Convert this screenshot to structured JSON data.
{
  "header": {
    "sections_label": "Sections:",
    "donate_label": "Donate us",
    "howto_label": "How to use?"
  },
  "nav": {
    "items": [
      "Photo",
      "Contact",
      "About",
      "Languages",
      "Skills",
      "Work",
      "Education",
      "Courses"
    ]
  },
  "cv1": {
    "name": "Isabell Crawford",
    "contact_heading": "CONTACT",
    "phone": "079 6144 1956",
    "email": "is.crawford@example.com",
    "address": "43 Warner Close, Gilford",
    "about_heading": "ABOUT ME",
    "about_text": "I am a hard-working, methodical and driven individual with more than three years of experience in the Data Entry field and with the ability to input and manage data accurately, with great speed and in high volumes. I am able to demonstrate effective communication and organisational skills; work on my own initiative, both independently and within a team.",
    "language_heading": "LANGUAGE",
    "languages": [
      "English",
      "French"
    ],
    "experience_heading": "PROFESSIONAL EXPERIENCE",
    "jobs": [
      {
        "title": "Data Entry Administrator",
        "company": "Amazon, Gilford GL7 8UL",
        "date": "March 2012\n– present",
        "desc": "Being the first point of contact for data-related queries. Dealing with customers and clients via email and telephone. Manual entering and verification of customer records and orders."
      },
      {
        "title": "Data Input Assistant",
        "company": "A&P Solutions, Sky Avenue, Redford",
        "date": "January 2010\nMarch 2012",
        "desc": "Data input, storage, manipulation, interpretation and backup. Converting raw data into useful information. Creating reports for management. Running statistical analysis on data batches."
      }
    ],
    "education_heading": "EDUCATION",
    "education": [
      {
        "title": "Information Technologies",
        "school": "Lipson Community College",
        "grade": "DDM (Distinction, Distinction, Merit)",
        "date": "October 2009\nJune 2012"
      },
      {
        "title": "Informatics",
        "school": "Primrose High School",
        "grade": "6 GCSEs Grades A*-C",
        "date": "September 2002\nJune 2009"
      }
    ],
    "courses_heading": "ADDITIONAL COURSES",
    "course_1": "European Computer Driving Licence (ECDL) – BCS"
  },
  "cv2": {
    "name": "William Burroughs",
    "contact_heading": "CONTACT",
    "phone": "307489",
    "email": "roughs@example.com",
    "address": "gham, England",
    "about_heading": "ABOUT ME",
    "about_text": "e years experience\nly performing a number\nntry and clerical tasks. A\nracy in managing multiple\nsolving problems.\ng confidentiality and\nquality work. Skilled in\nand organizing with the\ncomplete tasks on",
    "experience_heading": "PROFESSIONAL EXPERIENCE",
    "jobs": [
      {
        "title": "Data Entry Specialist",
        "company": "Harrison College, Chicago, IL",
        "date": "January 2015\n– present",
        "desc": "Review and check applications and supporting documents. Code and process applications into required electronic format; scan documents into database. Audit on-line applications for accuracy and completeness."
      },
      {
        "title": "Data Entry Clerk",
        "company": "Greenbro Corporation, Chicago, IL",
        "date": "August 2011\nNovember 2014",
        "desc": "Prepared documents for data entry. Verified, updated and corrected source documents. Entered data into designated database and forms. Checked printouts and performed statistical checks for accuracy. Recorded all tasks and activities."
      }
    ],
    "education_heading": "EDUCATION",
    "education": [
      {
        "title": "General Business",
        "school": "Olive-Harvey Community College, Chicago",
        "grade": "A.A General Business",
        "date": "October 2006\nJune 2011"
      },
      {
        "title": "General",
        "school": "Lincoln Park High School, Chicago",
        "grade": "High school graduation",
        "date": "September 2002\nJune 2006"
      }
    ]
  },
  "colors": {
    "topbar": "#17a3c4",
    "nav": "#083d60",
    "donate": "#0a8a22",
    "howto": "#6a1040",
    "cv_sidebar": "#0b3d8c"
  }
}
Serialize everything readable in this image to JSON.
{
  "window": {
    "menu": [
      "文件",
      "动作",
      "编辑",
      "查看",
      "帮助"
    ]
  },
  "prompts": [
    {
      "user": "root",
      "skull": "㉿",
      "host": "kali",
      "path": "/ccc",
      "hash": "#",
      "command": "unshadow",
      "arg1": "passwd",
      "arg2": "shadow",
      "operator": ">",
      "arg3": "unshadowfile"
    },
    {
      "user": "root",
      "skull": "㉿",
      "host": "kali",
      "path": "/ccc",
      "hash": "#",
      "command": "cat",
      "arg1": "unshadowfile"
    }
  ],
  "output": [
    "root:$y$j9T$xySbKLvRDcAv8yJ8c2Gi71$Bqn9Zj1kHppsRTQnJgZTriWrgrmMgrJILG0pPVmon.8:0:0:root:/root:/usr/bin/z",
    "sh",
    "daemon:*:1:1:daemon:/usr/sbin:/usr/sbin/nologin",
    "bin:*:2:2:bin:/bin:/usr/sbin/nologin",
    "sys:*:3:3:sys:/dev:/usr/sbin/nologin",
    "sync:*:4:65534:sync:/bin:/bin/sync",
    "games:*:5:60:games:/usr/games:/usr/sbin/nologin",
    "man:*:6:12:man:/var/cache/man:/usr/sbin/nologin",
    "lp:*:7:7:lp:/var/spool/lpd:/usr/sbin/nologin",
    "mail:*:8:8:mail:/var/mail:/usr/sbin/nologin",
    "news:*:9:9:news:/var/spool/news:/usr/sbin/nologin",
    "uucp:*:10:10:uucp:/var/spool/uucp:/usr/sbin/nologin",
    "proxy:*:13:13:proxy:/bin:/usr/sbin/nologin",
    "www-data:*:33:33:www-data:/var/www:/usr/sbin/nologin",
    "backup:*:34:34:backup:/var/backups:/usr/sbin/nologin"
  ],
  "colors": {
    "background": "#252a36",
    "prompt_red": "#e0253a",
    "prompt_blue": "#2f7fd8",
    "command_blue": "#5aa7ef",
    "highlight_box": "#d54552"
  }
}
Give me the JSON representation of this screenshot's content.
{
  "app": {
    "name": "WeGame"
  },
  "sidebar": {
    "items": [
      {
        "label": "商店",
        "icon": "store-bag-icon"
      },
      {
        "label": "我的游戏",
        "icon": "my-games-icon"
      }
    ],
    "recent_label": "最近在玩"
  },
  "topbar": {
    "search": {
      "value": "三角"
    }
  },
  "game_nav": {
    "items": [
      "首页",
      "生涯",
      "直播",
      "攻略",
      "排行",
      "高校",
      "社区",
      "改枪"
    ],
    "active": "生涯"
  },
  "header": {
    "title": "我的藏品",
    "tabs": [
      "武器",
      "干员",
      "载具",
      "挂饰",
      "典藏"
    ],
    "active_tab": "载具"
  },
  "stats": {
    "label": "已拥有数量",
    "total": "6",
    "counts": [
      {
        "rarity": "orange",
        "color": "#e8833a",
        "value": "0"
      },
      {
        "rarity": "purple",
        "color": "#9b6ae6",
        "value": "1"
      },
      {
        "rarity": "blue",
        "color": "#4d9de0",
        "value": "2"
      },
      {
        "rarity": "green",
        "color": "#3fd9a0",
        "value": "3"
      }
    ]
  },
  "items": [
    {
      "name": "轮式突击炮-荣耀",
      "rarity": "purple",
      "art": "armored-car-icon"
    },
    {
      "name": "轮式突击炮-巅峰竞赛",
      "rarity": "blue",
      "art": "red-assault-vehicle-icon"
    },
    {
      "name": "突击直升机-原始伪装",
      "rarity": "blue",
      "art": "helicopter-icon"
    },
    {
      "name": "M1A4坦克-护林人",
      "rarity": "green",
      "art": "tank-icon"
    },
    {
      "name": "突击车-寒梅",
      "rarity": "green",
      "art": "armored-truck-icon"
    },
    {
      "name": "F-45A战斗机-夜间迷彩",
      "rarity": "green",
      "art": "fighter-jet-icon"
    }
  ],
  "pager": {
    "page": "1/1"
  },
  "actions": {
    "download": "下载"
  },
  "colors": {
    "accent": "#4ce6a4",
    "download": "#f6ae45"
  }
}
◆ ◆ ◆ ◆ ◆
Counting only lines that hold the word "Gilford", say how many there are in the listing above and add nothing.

2